Abu Dhabi, UAEThursday 24 October 2019

Norway village wants to be 'time-free' when sun doesn't set

Residents of Sommaroey have 69 days a year when there is constant daylight

Tromsoe, the main city of Norway's Arctic, sits 43 miles east of the island of Sommaroey. AP
Tromsoe, the main city of Norway's Arctic, sits 43 miles east of the island of Sommaroey. AP

A Norwegian island where the sun doesn’t set for 69 days a year wants to abolish normal timekeeping ideals to maximise their long summer days.

Residents of Sommaroey want to go “time-free” and do away with conventional business hours from May 18 to July 26, when 24 hours a day it is always light.

Earlier this month local man Kjell Ove Hveding held talks with a Norwegian MP and presented a petition signed by dozens of islanders in support of the move.

“It’s a bit crazy, but at the same it is pretty serious,” he told AP.

Discarding traditional time keeping “is a great solution but we likely won’t become an entirely time-free zone as it will be too complex,” Mr Hveding said. “But we have put the time element on the agenda, and we might get more flexibility ... to adjust to the daylight.”

“The idea is also to chill out. I have seen people suffering from stress because they were pressed by time.”

Only 350 people live in Sommaroey, which lies north of the Arctic Circle, with tourism and fishing its main industries.
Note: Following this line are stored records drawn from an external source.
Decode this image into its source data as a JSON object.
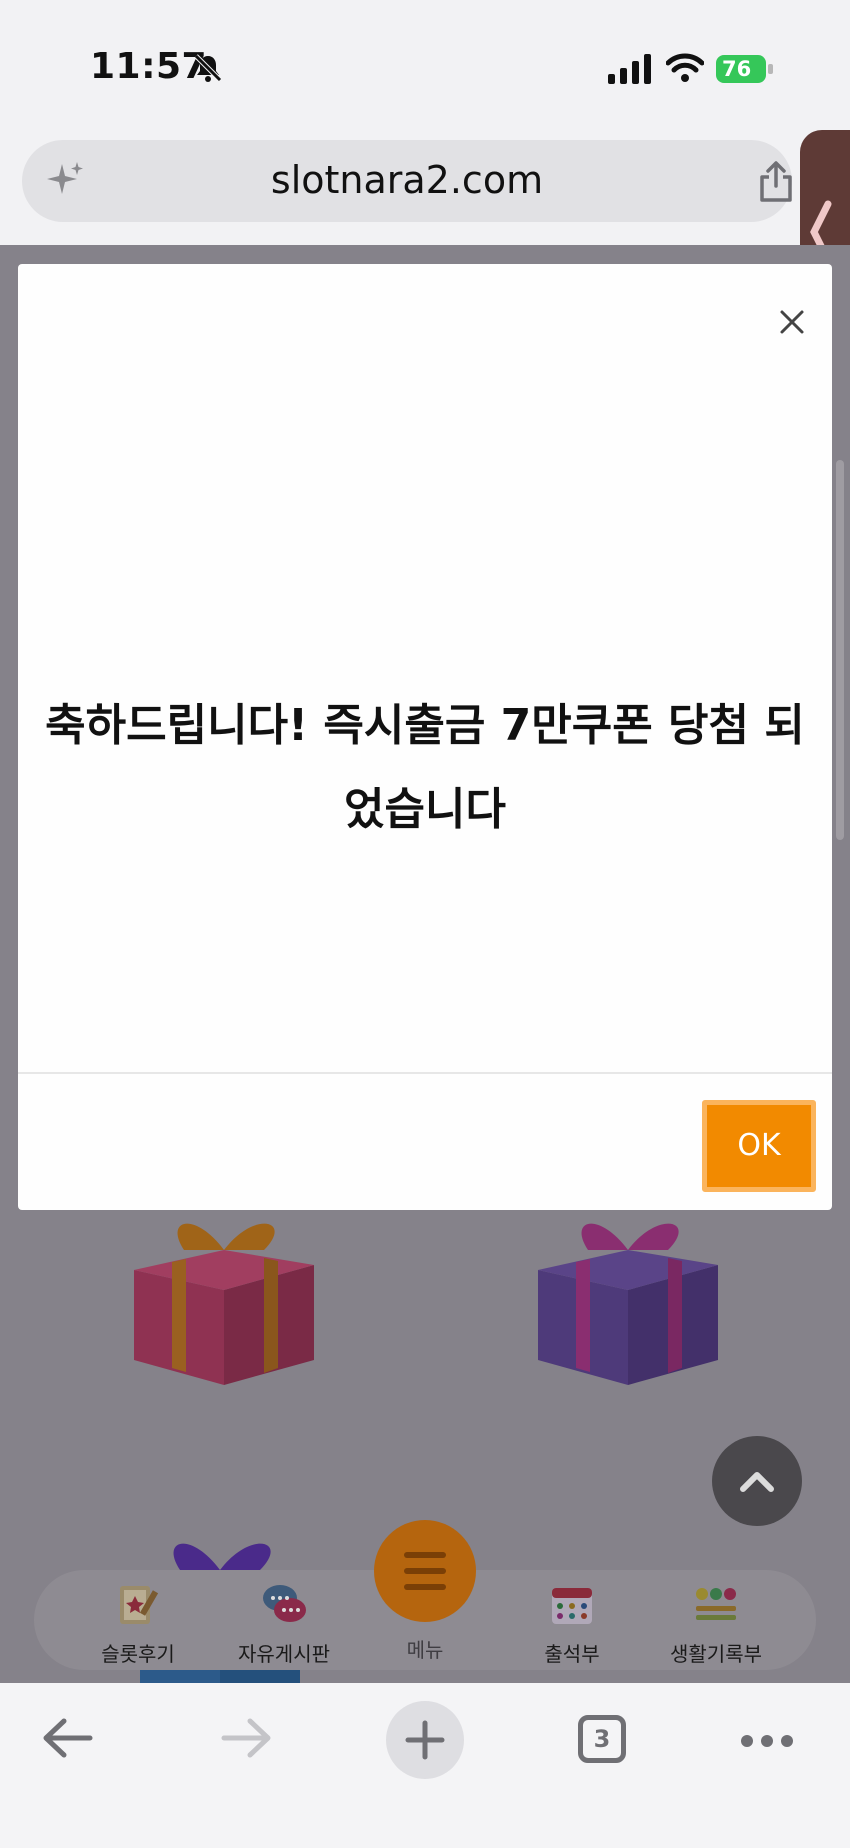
{
  "status_bar": {
    "time": "11:57",
    "battery": "76",
    "icons": [
      "bell-slash-icon",
      "cellular-signal-icon",
      "wifi-icon",
      "battery-charging-icon"
    ],
    "battery_color": "#35c759"
  },
  "browser": {
    "url": "slotnara2.com",
    "tab_count": "3",
    "icons": [
      "sparkle-icon",
      "share-icon",
      "back-arrow-icon",
      "forward-arrow-icon",
      "plus-icon",
      "tabs-icon",
      "more-dots-icon"
    ]
  },
  "modal": {
    "message": "축하드립니다! 즉시출금 7만쿠폰 당첨 되었습니다",
    "ok_label": "OK",
    "accent_color": "#f28a00"
  },
  "bottom_nav": {
    "items": [
      {
        "label": "슬롯후기",
        "icon": "review-notepad-icon"
      },
      {
        "label": "자유게시판",
        "icon": "chat-bubbles-icon"
      },
      {
        "label": "메뉴",
        "icon": "hamburger-menu-icon"
      },
      {
        "label": "출석부",
        "icon": "calendar-icon"
      },
      {
        "label": "생활기록부",
        "icon": "emoji-record-icon"
      }
    ]
  }
}
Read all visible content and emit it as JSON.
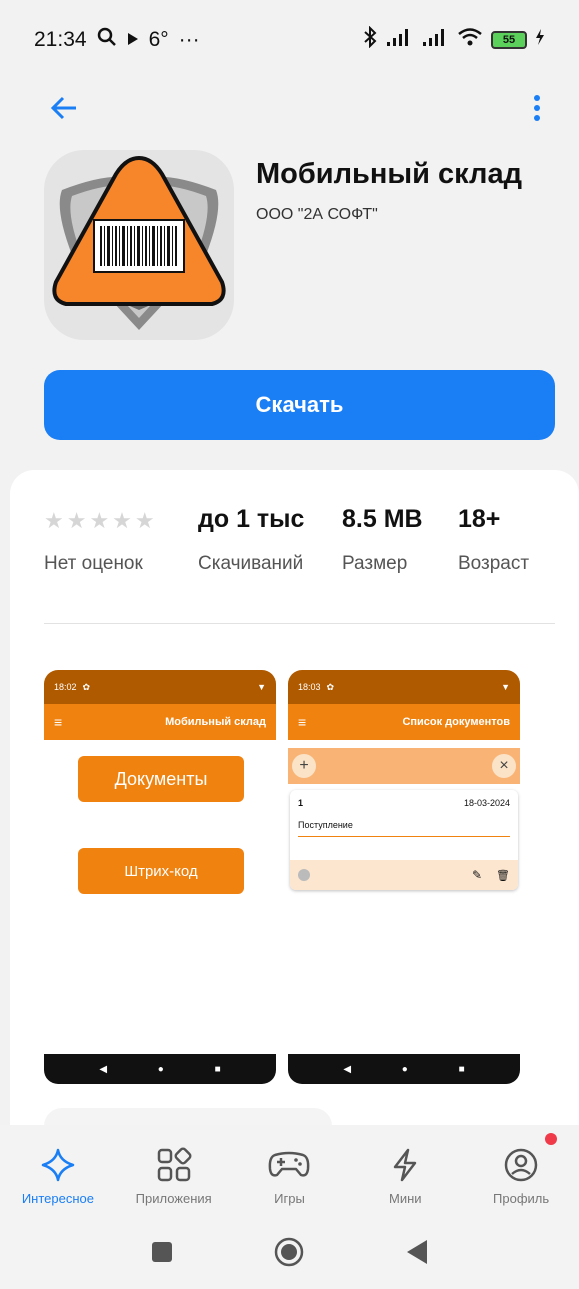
{
  "status_bar": {
    "time": "21:34",
    "temperature": "6°",
    "more": "···",
    "battery": "55"
  },
  "app": {
    "title": "Мобильный склад",
    "developer": "ООО \"2А СОФТ\"",
    "download_label": "Скачать"
  },
  "stats": {
    "rating_label": "Нет оценок",
    "downloads_value": "до 1 тыс",
    "downloads_label": "Скачиваний",
    "size_value": "8.5 MB",
    "size_label": "Размер",
    "age_value": "18+",
    "age_label": "Возраст"
  },
  "screenshots": [
    {
      "time": "18:02",
      "header_title": "Мобильный склад",
      "buttons": [
        "Документы",
        "Штрих-код"
      ]
    },
    {
      "time": "18:03",
      "header_title": "Список документов",
      "doc_number": "1",
      "doc_date": "18-03-2024",
      "doc_type": "Поступление"
    }
  ],
  "bottom_nav": [
    {
      "label": "Интересное",
      "icon": "sparkle-icon",
      "active": true
    },
    {
      "label": "Приложения",
      "icon": "apps-grid-icon",
      "active": false
    },
    {
      "label": "Игры",
      "icon": "gamepad-icon",
      "active": false
    },
    {
      "label": "Мини",
      "icon": "lightning-icon",
      "active": false
    },
    {
      "label": "Профиль",
      "icon": "profile-icon",
      "active": false
    }
  ],
  "colors": {
    "accent": "#1a7ef5",
    "orange": "#f0820f",
    "dark_orange": "#b05a00",
    "notification": "#f03a4a"
  }
}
From November to January, the village stays dark. The idea behind the time-free zone is that disregarding timepieces would make it easier for residents, especially students, employers and workers, to make the most of the precious months when the opposite is true.

Finland last year lobbied for the abolition of European Union daylight savings time after a citizens’ initiative collected more than 70,000 signatures.

With additional reporting from AP

Updated: June 20, 2019 04:17 PM

SHARE

SHARE